Knowledge

5. Declarative knowledge--stateable facts (know that)

6. Procedural Knowledge--implementable processes


(know how)
II. Mental Manipulations of
Images

Functional-equivalence hypothesis
These functionally equivalent images are
analogous to the physical percepts they
represent
II. Mental Manipulations of
Images

1.Mental Rotations
people have the ability to rotate two objects in
their consciousness to decide that they are
actually the same object in different positions.
II. Mental Manipulations of
Images
1.Mental Rotations
II. Mental Manipulations of
Images
2.Image Scailing
Seeing featural details of large objects is easier
than seeing such details of small ones, and we
respond more quickly to questions about large
objects we observe than to questions about small
ones we observe
If imaginal representation is functionally equivalent
to perception, participants also should respond
more quickly to questions about features of
imaginally large objects than to questions about
features of imaginally small ones
II. Mental Manipulations of
Images
3. Image Scanning

-Images, as spatial representations, can be


scanned, much the same as physical
percepts
III. Synthesizing Images
and Propositions
Johnson-Lairds Mental Models

Mental representations may take any of the


three (3) forms:

1. Propositions
2. Mental models
3. Images
III. Synthesizing Images
and Propositions
Johnson-Lairds Mental Models

Mental model
is an overarching term for any sort of concept,
framework, or worldview that you carry around
in your mind
III. Synthesizing Images
and Propositions

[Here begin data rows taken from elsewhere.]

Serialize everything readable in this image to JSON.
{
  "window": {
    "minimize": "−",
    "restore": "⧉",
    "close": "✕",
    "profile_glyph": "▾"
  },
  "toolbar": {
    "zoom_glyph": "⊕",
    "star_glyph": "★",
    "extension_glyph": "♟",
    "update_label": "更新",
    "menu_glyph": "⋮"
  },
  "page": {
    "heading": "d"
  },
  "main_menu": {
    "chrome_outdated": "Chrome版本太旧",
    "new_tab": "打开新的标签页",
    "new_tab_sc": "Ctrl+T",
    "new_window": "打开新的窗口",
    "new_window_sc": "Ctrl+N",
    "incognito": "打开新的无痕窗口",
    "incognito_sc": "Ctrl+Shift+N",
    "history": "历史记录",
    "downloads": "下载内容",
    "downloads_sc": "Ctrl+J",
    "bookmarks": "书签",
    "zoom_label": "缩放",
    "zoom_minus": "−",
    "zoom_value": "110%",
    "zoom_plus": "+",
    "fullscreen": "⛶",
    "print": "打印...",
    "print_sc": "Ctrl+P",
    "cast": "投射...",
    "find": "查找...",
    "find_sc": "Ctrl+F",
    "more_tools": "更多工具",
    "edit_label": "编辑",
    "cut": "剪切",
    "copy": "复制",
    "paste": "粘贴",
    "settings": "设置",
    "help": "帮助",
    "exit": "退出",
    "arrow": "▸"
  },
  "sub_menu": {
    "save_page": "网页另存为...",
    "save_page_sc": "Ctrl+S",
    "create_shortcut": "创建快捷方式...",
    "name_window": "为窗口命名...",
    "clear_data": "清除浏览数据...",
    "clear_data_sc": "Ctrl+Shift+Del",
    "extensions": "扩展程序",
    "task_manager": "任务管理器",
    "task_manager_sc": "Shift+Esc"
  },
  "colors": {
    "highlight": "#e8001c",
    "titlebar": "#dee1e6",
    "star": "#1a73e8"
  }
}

Lateralization of function
Right hemisphere appears to be more
proficient in representing and manipulating
knowledge of visiospatial nature, whereas the
left hemisphere appears to be more
proficient in representing and manipulating
verbal and other symbol-based knowledge
IV. Spatial Cognition and
Cognitive Maps
Cognitive maps
-Internal representations of our physical
environment, particularly centering on
spatial relationships
IV. Spatial Cognition and
Cognitive Maps
Creating cognitive maps

Gain increased spatial knowledge


Using three types of knowledge
Landmark (special buildings)
Route-road (procedures to get to one place
from another)
Survey (global map-like view)
IV. Spatial Cognition and
Cognitive Maps
. The drawing on
the right was
produced by a 5-
year old when
asked to draw her
family's 2-story
apartment.
IV. Spatial Cognition and
Cognitive Maps
Influences of semantic and propositional
knowledge on imaginal representations

We have the tendency to enlarge the more


prominent, well-known countries and
diminish the sizes of less well-known
countries
IV. Spatial Cognition and
Cognitive Maps
Sex differences in spatial and related
skills
Women find it easier to remember where
they saw things (spatial-location memory),
whereas men find it easier to do mental
rotations of spatial images

Men tend to perform better on common


tests of spatial skills than do women